→ **INSTRUCTIONS FOR THE TASK**
In your copy of the entries, please include no pictures and return every word exactly.

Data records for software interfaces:
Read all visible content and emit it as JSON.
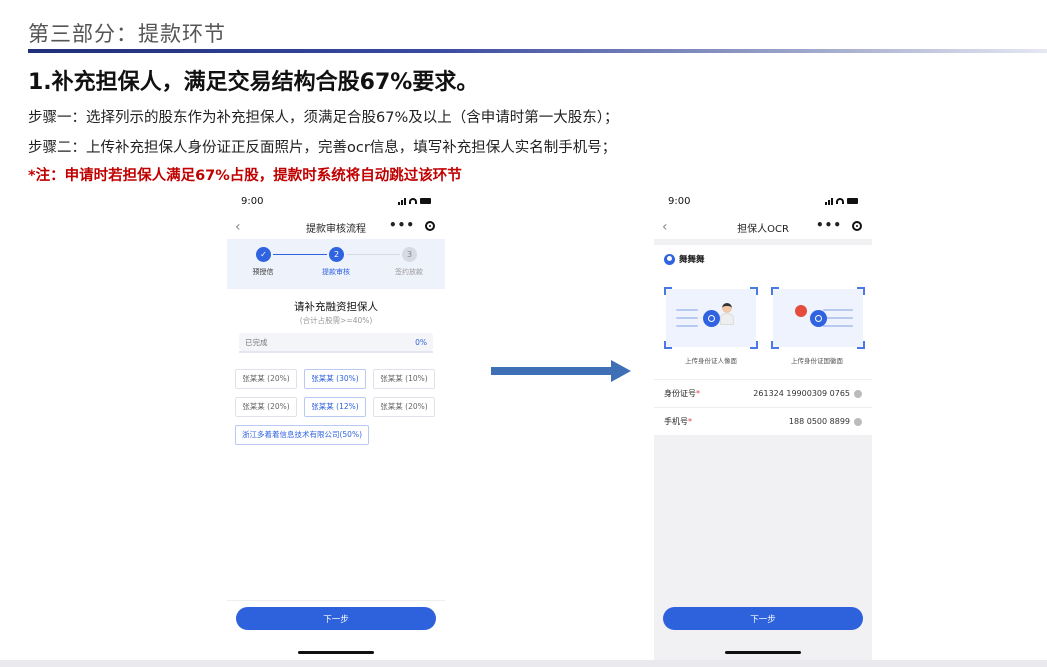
{
  "slide": {
    "section_title": "第三部分：提款环节",
    "heading": "1.补充担保人，满足交易结构合股67%要求。",
    "step1": "步骤一：选择列示的股东作为补充担保人，须满足合股67%及以上（含申请时第一大股东）；",
    "step2": "步骤二：上传补充担保人身份证正反面照片，完善ocr信息，填写补充担保人实名制手机号；",
    "note": "*注：申请时若担保人满足67%占股，提款时系统将自动跳过该环节"
  },
  "colors": {
    "accent": "#2e61dc",
    "note_red": "#c00000",
    "arrow": "#3f6fb5"
  },
  "phone1": {
    "time": "9:00",
    "nav_title": "提款审核流程",
    "more": "•••",
    "steps": [
      {
        "num": "✓",
        "label": "预授信"
      },
      {
        "num": "2",
        "label": "提款审核"
      },
      {
        "num": "3",
        "label": "签约放款"
      }
    ],
    "card_title": "请补充融资担保人",
    "card_sub": "(合计占股需>=40%)",
    "done_label": "已完成",
    "done_pct": "0%",
    "chips": [
      "张某某 (20%)",
      "张某某 (30%)",
      "张某某 (10%)",
      "张某某 (20%)",
      "张某某 (12%)",
      "张某某 (20%)",
      "浙江多着着信息技术有限公司(50%)"
    ],
    "next_label": "下一步"
  },
  "phone2": {
    "time": "9:00",
    "nav_title": "担保人OCR",
    "more": "•••",
    "user_name": "舞舞舞",
    "front_label": "上传身份证人像面",
    "back_label": "上传身份证国徽面",
    "id_label": "身份证号",
    "id_value": "261324 19900309 0765",
    "phone_label": "手机号",
    "phone_value": "188 0500 8899",
    "required_mark": "*",
    "next_label": "下一步"
  }
}
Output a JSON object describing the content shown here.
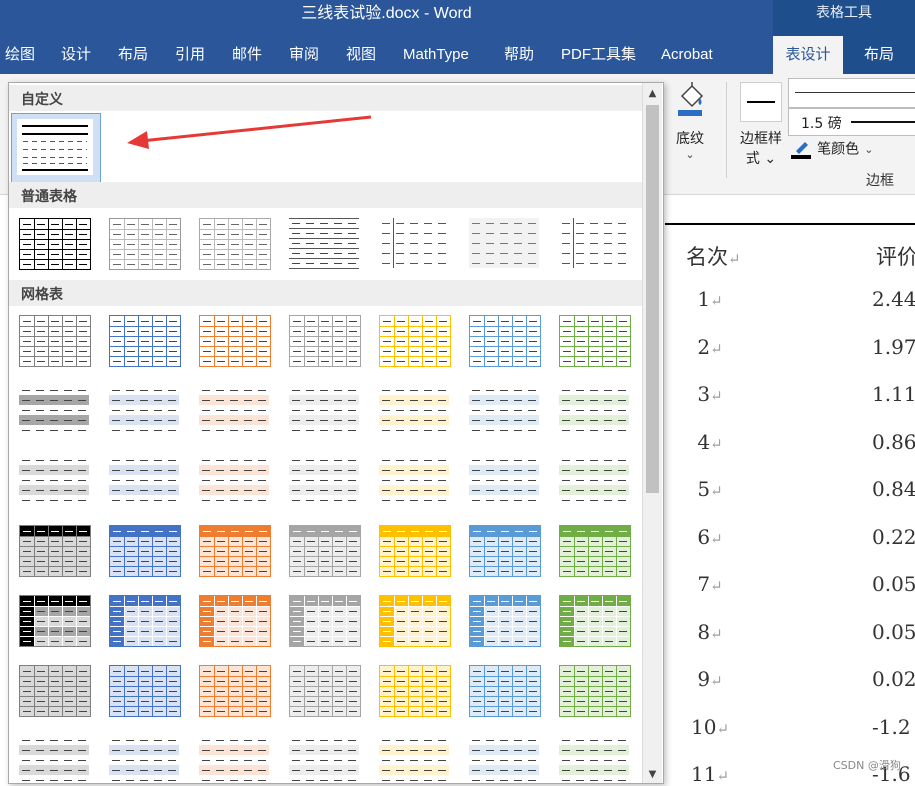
{
  "window": {
    "title": "三线表试验.docx  -  Word",
    "context_tab_group": "表格工具"
  },
  "ribbon_tabs": [
    "绘图",
    "设计",
    "布局",
    "引用",
    "邮件",
    "审阅",
    "视图",
    "MathType",
    "帮助",
    "PDF工具集",
    "Acrobat"
  ],
  "context_tabs": {
    "active": "表设计",
    "other": "布局"
  },
  "ribbon": {
    "shading_label": "底纹",
    "border_styles_label_1": "边框样",
    "border_styles_label_2": "式",
    "line_weight": "1.5 磅",
    "pen_color_label": "笔颜色",
    "borders_group_label": "边框",
    "chevron": "⌄",
    "colors": {
      "pen_color": "#000000",
      "accent": "#2b579a"
    }
  },
  "gallery": {
    "sections": {
      "custom": "自定义",
      "plain": "普通表格",
      "grid": "网格表"
    },
    "plain_styles": [
      {
        "lines": "#000",
        "border": "#000",
        "grid": "#000",
        "fill": "#fff"
      },
      {
        "lines": "#666",
        "border": "#999",
        "grid": "#bbb",
        "fill": "#fff"
      },
      {
        "lines": "#666",
        "border": "#aaa",
        "grid": "#bbb",
        "fill": "#fff"
      },
      {
        "lines": "#444",
        "border": "none",
        "grid": "none",
        "fill": "#fff",
        "hlines": true
      },
      {
        "lines": "#555",
        "border": "none",
        "grid": "none",
        "fill": "#fff",
        "vline": true
      },
      {
        "lines": "#777",
        "border": "none",
        "grid": "none",
        "fill": "#f2f2f2"
      },
      {
        "lines": "#555",
        "border": "none",
        "grid": "none",
        "fill": "#fff",
        "vline": true
      }
    ],
    "grid_colors": [
      "#7f7f7f",
      "#4472c4",
      "#ed7d31",
      "#a5a5a5",
      "#ffc000",
      "#5b9bd5",
      "#70ad47"
    ],
    "grid_tints": [
      "#d9d9d9",
      "#d9e2f3",
      "#fbe4d5",
      "#ededed",
      "#fff2cc",
      "#deeaf6",
      "#e2efd9"
    ],
    "dark_header": "#000000",
    "icons": [
      "arrow-icon",
      "scroll-up-icon",
      "scroll-down-icon",
      "shading-icon",
      "pen-color-icon"
    ]
  },
  "document": {
    "header_rank": "名次",
    "header_eval": "评价",
    "return_mark": "↵",
    "rows": [
      {
        "rank": "1",
        "value": "2.44"
      },
      {
        "rank": "2",
        "value": "1.97"
      },
      {
        "rank": "3",
        "value": "1.11"
      },
      {
        "rank": "4",
        "value": "0.86"
      },
      {
        "rank": "5",
        "value": "0.84"
      },
      {
        "rank": "6",
        "value": "0.22"
      },
      {
        "rank": "7",
        "value": "0.05"
      },
      {
        "rank": "8",
        "value": "0.05"
      },
      {
        "rank": "9",
        "value": "0.02"
      },
      {
        "rank": "10",
        "value": "-1.2"
      },
      {
        "rank": "11",
        "value": "-1.6"
      }
    ],
    "watermark": "CSDN @滑狗"
  }
}
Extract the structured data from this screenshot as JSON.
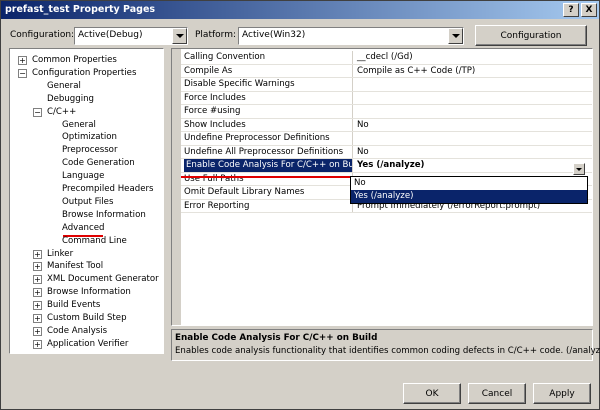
{
  "window": {
    "title": "prefast_test Property Pages",
    "help_button": "?",
    "close_button": "X"
  },
  "toolbar": {
    "configuration_label": "Configuration:",
    "configuration_value": "Active(Debug)",
    "platform_label": "Platform:",
    "platform_value": "Active(Win32)",
    "config_manager_button": "Configuration Manager..."
  },
  "tree": {
    "items": [
      {
        "label": "Common Properties",
        "expander": "+"
      },
      {
        "label": "Configuration Properties",
        "expander": "−"
      },
      {
        "label": "General"
      },
      {
        "label": "Debugging"
      },
      {
        "label": "C/C++",
        "expander": "−"
      },
      {
        "label": "General"
      },
      {
        "label": "Optimization"
      },
      {
        "label": "Preprocessor"
      },
      {
        "label": "Code Generation"
      },
      {
        "label": "Language"
      },
      {
        "label": "Precompiled Headers"
      },
      {
        "label": "Output Files"
      },
      {
        "label": "Browse Information"
      },
      {
        "label": "Advanced"
      },
      {
        "label": "Command Line"
      },
      {
        "label": "Linker",
        "expander": "+"
      },
      {
        "label": "Manifest Tool",
        "expander": "+"
      },
      {
        "label": "XML Document Generator",
        "expander": "+"
      },
      {
        "label": "Browse Information",
        "expander": "+"
      },
      {
        "label": "Build Events",
        "expander": "+"
      },
      {
        "label": "Custom Build Step",
        "expander": "+"
      },
      {
        "label": "Code Analysis",
        "expander": "+"
      },
      {
        "label": "Application Verifier",
        "expander": "+"
      }
    ]
  },
  "grid": {
    "rows": [
      {
        "name": "Calling Convention",
        "value": "__cdecl (/Gd)"
      },
      {
        "name": "Compile As",
        "value": "Compile as C++ Code (/TP)"
      },
      {
        "name": "Disable Specific Warnings",
        "value": ""
      },
      {
        "name": "Force Includes",
        "value": ""
      },
      {
        "name": "Force #using",
        "value": ""
      },
      {
        "name": "Show Includes",
        "value": "No"
      },
      {
        "name": "Undefine Preprocessor Definitions",
        "value": ""
      },
      {
        "name": "Undefine All Preprocessor Definitions",
        "value": "No"
      },
      {
        "name": "Enable Code Analysis For C/C++ on Build",
        "value": "Yes (/analyze)"
      },
      {
        "name": "Use Full Paths",
        "value": ""
      },
      {
        "name": "Omit Default Library Names",
        "value": ""
      },
      {
        "name": "Error Reporting",
        "value": "Prompt Immediately (/errorReport:prompt)"
      }
    ],
    "dropdown_options": [
      "No",
      "Yes (/analyze)"
    ]
  },
  "description": {
    "title": "Enable Code Analysis For C/C++ on Build",
    "text": "Enables code analysis functionality that identifies common coding defects in C/C++ code.     (/analyze)"
  },
  "footer": {
    "ok": "OK",
    "cancel": "Cancel",
    "apply": "Apply"
  },
  "colors": {
    "selection": "#0a246a",
    "annotation": "#e00000"
  }
}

→ **EXERCISE ANSWER**
Read all visible content and emit it as JSON.
{
  "slide": {
    "section_title": "第三部分：提款环节",
    "heading": "1.补充担保人，满足交易结构合股67%要求。",
    "step1": "步骤一：选择列示的股东作为补充担保人，须满足合股67%及以上（含申请时第一大股东）；",
    "step2": "步骤二：上传补充担保人身份证正反面照片，完善ocr信息，填写补充担保人实名制手机号；",
    "note": "*注：申请时若担保人满足67%占股，提款时系统将自动跳过该环节"
  },
  "colors": {
    "accent": "#2e61dc",
    "note_red": "#c00000",
    "arrow": "#3f6fb5"
  },
  "phone1": {
    "time": "9:00",
    "nav_title": "提款审核流程",
    "more": "•••",
    "steps": [
      {
        "num": "✓",
        "label": "预授信"
      },
      {
        "num": "2",
        "label": "提款审核"
      },
      {
        "num": "3",
        "label": "签约放款"
      }
    ],
    "card_title": "请补充融资担保人",
    "card_sub": "(合计占股需>=40%)",
    "done_label": "已完成",
    "done_pct": "0%",
    "chips": [
      "张某某 (20%)",
      "张某某 (30%)",
      "张某某 (10%)",
      "张某某 (20%)",
      "张某某 (12%)",
      "张某某 (20%)",
      "浙江多着着信息技术有限公司(50%)"
    ],
    "next_label": "下一步"
  },
  "phone2": {
    "time": "9:00",
    "nav_title": "担保人OCR",
    "more": "•••",
    "user_name": "舞舞舞",
    "front_label": "上传身份证人像面",
    "back_label": "上传身份证国徽面",
    "id_label": "身份证号",
    "id_value": "261324 19900309 0765",
    "phone_label": "手机号",
    "phone_value": "188 0500 8899",
    "required_mark": "*",
    "next_label": "下一步"
  }
}
Output a JSON object describing the content shown here.
{
  "window": {
    "title": "三线表试验.docx  -  Word",
    "context_tab_group": "表格工具"
  },
  "ribbon_tabs": [
    "绘图",
    "设计",
    "布局",
    "引用",
    "邮件",
    "审阅",
    "视图",
    "MathType",
    "帮助",
    "PDF工具集",
    "Acrobat"
  ],
  "context_tabs": {
    "active": "表设计",
    "other": "布局"
  },
  "ribbon": {
    "shading_label": "底纹",
    "border_styles_label_1": "边框样",
    "border_styles_label_2": "式",
    "line_weight": "1.5 磅",
    "pen_color_label": "笔颜色",
    "borders_group_label": "边框",
    "chevron": "⌄",
    "colors": {
      "pen_color": "#000000",
      "accent": "#2b579a"
    }
  },
  "gallery": {
    "sections": {
      "custom": "自定义",
      "plain": "普通表格",
      "grid": "网格表"
    },
    "plain_styles": [
      {
        "lines": "#000",
        "border": "#000",
        "grid": "#000",
        "fill": "#fff"
      },
      {
        "lines": "#666",
        "border": "#999",
        "grid": "#bbb",
        "fill": "#fff"
      },
      {
        "lines": "#666",
        "border": "#aaa",
        "grid": "#bbb",
        "fill": "#fff"
      },
      {
        "lines": "#444",
        "border": "none",
        "grid": "none",
        "fill": "#fff",
        "hlines": true
      },
      {
        "lines": "#555",
        "border": "none",
        "grid": "none",
        "fill": "#fff",
        "vline": true
      },
      {
        "lines": "#777",
        "border": "none",
        "grid": "none",
        "fill": "#f2f2f2"
      },
      {
        "lines": "#555",
        "border": "none",
        "grid": "none",
        "fill": "#fff",
        "vline": true
      }
    ],
    "grid_colors": [
      "#7f7f7f",
      "#4472c4",
      "#ed7d31",
      "#a5a5a5",
      "#ffc000",
      "#5b9bd5",
      "#70ad47"
    ],
    "grid_tints": [
      "#d9d9d9",
      "#d9e2f3",
      "#fbe4d5",
      "#ededed",
      "#fff2cc",
      "#deeaf6",
      "#e2efd9"
    ],
    "dark_header": "#000000",
    "icons": [
      "arrow-icon",
      "scroll-up-icon",
      "scroll-down-icon",
      "shading-icon",
      "pen-color-icon"
    ]
  },
  "document": {
    "header_rank": "名次",
    "header_eval": "评价",
    "return_mark": "↵",
    "rows": [
      {
        "rank": "1",
        "value": "2.44"
      },
      {
        "rank": "2",
        "value": "1.97"
      },
      {
        "rank": "3",
        "value": "1.11"
      },
      {
        "rank": "4",
        "value": "0.86"
      },
      {
        "rank": "5",
        "value": "0.84"
      },
      {
        "rank": "6",
        "value": "0.22"
      },
      {
        "rank": "7",
        "value": "0.05"
      },
      {
        "rank": "8",
        "value": "0.05"
      },
      {
        "rank": "9",
        "value": "0.02"
      },
      {
        "rank": "10",
        "value": "-1.2"
      },
      {
        "rank": "11",
        "value": "-1.6"
      }
    ],
    "watermark": "CSDN @滑狗"
  }
}
Extract the structured data from this screenshot as JSON.
{
  "window": {
    "title": "prefast_test Property Pages",
    "help_button": "?",
    "close_button": "X"
  },
  "toolbar": {
    "configuration_label": "Configuration:",
    "configuration_value": "Active(Debug)",
    "platform_label": "Platform:",
    "platform_value": "Active(Win32)",
    "config_manager_button": "Configuration Manager..."
  },
  "tree": {
    "items": [
      {
        "label": "Common Properties",
        "expander": "+"
      },
      {
        "label": "Configuration Properties",
        "expander": "−"
      },
      {
        "label": "General"
      },
      {
        "label": "Debugging"
      },
      {
        "label": "C/C++",
        "expander": "−"
      },
      {
        "label": "General"
      },
      {
        "label": "Optimization"
      },
      {
        "label": "Preprocessor"
      },
      {
        "label": "Code Generation"
      },
      {
        "label": "Language"
      },
      {
        "label": "Precompiled Headers"
      },
      {
        "label": "Output Files"
      },
      {
        "label": "Browse Information"
      },
      {
        "label": "Advanced"
      },
      {
        "label": "Command Line"
      },
      {
        "label": "Linker",
        "expander": "+"
      },
      {
        "label": "Manifest Tool",
        "expander": "+"
      },
      {
        "label": "XML Document Generator",
        "expander": "+"
      },
      {
        "label": "Browse Information",
        "expander": "+"
      },
      {
        "label": "Build Events",
        "expander": "+"
      },
      {
        "label": "Custom Build Step",
        "expander": "+"
      },
      {
        "label": "Code Analysis",
        "expander": "+"
      },
      {
        "label": "Application Verifier",
        "expander": "+"
      }
    ]
  },
  "grid": {
    "rows": [
      {
        "name": "Calling Convention",
        "value": "__cdecl (/Gd)"
      },
      {
        "name": "Compile As",
        "value": "Compile as C++ Code (/TP)"
      },
      {
        "name": "Disable Specific Warnings",
        "value": ""
      },
      {
        "name": "Force Includes",
        "value": ""
      },
      {
        "name": "Force #using",
        "value": ""
      },
      {
        "name": "Show Includes",
        "value": "No"
      },
      {
        "name": "Undefine Preprocessor Definitions",
        "value": ""
      },
      {
        "name": "Undefine All Preprocessor Definitions",
        "value": "No"
      },
      {
        "name": "Enable Code Analysis For C/C++ on Build",
        "value": "Yes (/analyze)"
      },
      {
        "name": "Use Full Paths",
        "value": ""
      },
      {
        "name": "Omit Default Library Names",
        "value": ""
      },
      {
        "name": "Error Reporting",
        "value": "Prompt Immediately (/errorReport:prompt)"
      }
    ],
    "dropdown_options": [
      "No",
      "Yes (/analyze)"
    ]
  },
  "description": {
    "title": "Enable Code Analysis For C/C++ on Build",
    "text": "Enables code analysis functionality that identifies common coding defects in C/C++ code.     (/analyze)"
  },
  "footer": {
    "ok": "OK",
    "cancel": "Cancel",
    "apply": "Apply"
  },
  "colors": {
    "selection": "#0a246a",
    "annotation": "#e00000"
  }
}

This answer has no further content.